In the morning on December 2, 1997 Elimelech was found dead along with her boyfriend, David Afuta, in their home in the Ramat Beit HaKerem neighborhood in Jerusalem. She was shot once while he was shot twice.
Shortly before the murder, Elimelech's father requested the Police to confiscate Afuta's personal weapon, for fear that he might use it against Elimelech, although the weapon was never taken from Afuta because Elimelech demanded that the complaint would be canceled.
Preliminary investigations of the crime scene revealed that Elimelech was the one who shot Afuta and then committed suicide. The initial presumption, by which Elimelech was the murderer, originated on the basis that their bodies where found when the gun was in her hand.
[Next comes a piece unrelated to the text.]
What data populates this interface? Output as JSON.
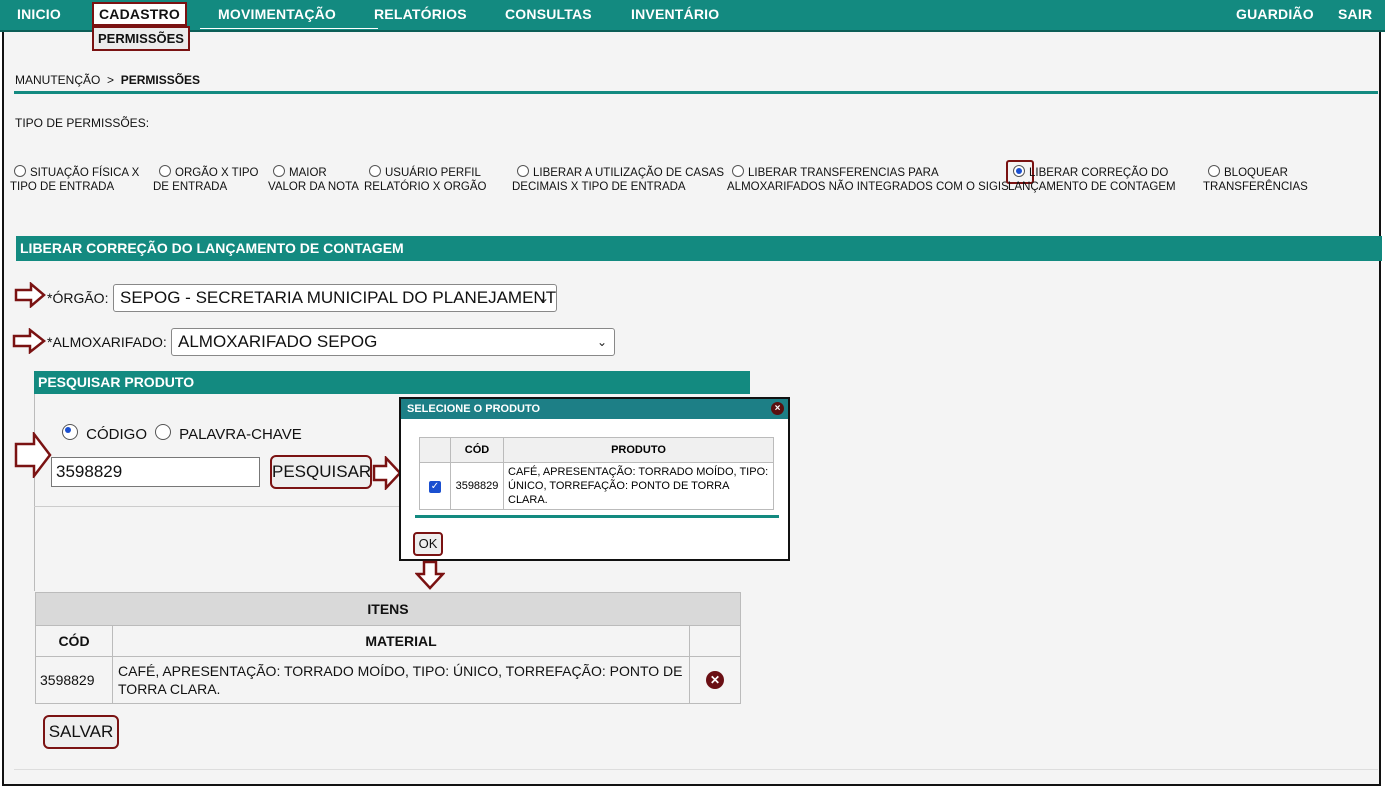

Based on these findings, Elimelech was initially buried in the suicide plot of the Jewish cemetery Har HaMenuchot in Jerusalem, in accordance with Jewish burial customs.
Nevertheless, due to pressure from Elimelech's family, during the first month after the murder the police conducted a second investigation on the case in which the investigators discovered that the original team of investigators were negligent and that actually Afuta shot Elimelech and then killed himself. It was also revealed that Afuta's brother arrived first to the scene of the crime before the police, and in order to obscure the evidence, he moved the gun away from Afuta's hand to Elimelech's hand. Although this fact was verified in laboratory tests the prosecution decided, with the support of the police, not to initiate legal proceedings against Afuta's brother and he was released. According to the findings of the renewed police investigation, during the last years of her life Elimelech tried several times to leave Afuta, but Afuta did not let her go and threatened to commit suicide if she left him and as a result she always got back to him.
The findings of the second investigation were published three weeks after the murder. Elimelech's bones were only moved away from the suicide plot of the Har HaMenuchot cemetery to the main burial plot of that cemetery during 2001, four years after her death.
In 2004, Elimelech's father and brother filed a lawsuit against David Afuta's brother Joseph Afuta, demanding that the court would formally determine that Afuta was the murderer, and demanded a compensation of 8.4 million NIS. Eventually, on 1 March 2011 justice Menachem Cohen formally ruled that the murder was committed by David Aftuta who afterwards committed suicide. He also determined that his brother, Joseph Afuta, tampered with the evidence in the crime scene with the intention of incriminating Elimelech. As a result, the court ruled that Joseph would compensate Elimelech's family with 300,000 NIS.